Prime Minister Netanyahu is the first top Israeli official to give testimony about the incident.
He told the panel Israel had tried to convince Turkey to stop the flotilla before it even started its journey, but diplomatic efforts failed.
He said "the government of Turkey did not see potential friction between Turkish activists and Israel as something that goes against its interests."
Netanyahu said Israeli soldiers displayed "exceptional bravery in carrying out their mission and in defending themselves from genuine and lethal danger." And that he is certain the inquiry will show Israel acted in accordance with international law.
An international law expert agrees with him.
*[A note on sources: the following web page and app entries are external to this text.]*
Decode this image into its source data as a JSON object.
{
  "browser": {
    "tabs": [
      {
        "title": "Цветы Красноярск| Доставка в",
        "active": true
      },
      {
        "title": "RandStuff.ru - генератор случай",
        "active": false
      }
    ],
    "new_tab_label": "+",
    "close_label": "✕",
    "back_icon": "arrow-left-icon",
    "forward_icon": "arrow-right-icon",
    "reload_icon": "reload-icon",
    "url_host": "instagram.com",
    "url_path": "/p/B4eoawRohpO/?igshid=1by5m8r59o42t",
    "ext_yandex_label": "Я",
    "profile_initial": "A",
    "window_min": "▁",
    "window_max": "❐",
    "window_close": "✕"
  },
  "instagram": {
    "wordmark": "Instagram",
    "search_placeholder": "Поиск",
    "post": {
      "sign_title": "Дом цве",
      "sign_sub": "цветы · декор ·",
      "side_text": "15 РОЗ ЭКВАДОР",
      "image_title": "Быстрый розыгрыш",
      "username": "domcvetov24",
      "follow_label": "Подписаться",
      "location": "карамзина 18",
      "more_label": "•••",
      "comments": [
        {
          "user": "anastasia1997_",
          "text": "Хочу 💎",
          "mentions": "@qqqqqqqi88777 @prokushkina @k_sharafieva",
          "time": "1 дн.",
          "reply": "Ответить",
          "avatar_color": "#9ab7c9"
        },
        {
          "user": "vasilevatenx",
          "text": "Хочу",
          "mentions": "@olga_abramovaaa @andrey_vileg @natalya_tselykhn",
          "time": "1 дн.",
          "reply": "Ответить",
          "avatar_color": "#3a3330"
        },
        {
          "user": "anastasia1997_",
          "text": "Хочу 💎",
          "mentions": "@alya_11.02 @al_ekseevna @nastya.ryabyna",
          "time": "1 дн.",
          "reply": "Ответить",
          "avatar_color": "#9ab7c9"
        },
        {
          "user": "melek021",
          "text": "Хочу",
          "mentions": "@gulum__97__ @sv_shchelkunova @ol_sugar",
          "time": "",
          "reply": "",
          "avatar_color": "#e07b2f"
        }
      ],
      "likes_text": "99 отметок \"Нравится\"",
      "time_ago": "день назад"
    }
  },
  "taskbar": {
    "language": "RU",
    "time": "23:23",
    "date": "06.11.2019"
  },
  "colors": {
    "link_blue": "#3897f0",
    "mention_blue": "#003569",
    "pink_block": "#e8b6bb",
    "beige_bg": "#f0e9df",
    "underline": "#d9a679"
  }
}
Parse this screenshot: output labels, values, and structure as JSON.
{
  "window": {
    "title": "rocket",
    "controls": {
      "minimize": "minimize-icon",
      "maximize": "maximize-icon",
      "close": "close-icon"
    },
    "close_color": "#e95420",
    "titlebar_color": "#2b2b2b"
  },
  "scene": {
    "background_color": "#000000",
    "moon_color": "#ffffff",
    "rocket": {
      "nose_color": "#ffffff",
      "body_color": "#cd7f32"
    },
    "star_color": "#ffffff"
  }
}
Robbie Sabel, Int'l Law Expert of Hebrew University of Jerusalem, said, "At a time of armed conflict one can impose a blockade, there are certain limitations and rules on how to impose a blockade, but the actual imposition of a blockade and searching of armed ships is something that is legal in international law."
Meanwhile, a Hamas spokesman says that Hamas doesn't believe in the Israeli inquiry committee.
Hamas spokesman Fawzi Barhoum said, "We do not believe in the Israeli committees formed by the Zionist occupation governments because the occupation is a party to this carnage and they committed this carnage against the Turkish peace activists."
The five-member commission has been joined by two foreign observers. It has no legal powers to punish decision makers.
The United Nations is also sending a group to investigate the incident. The team comprises former New Zealand Prime Minister Geoffrey Palmer, former Colombian President Manuel Uribe, and members from Israel and Turkey.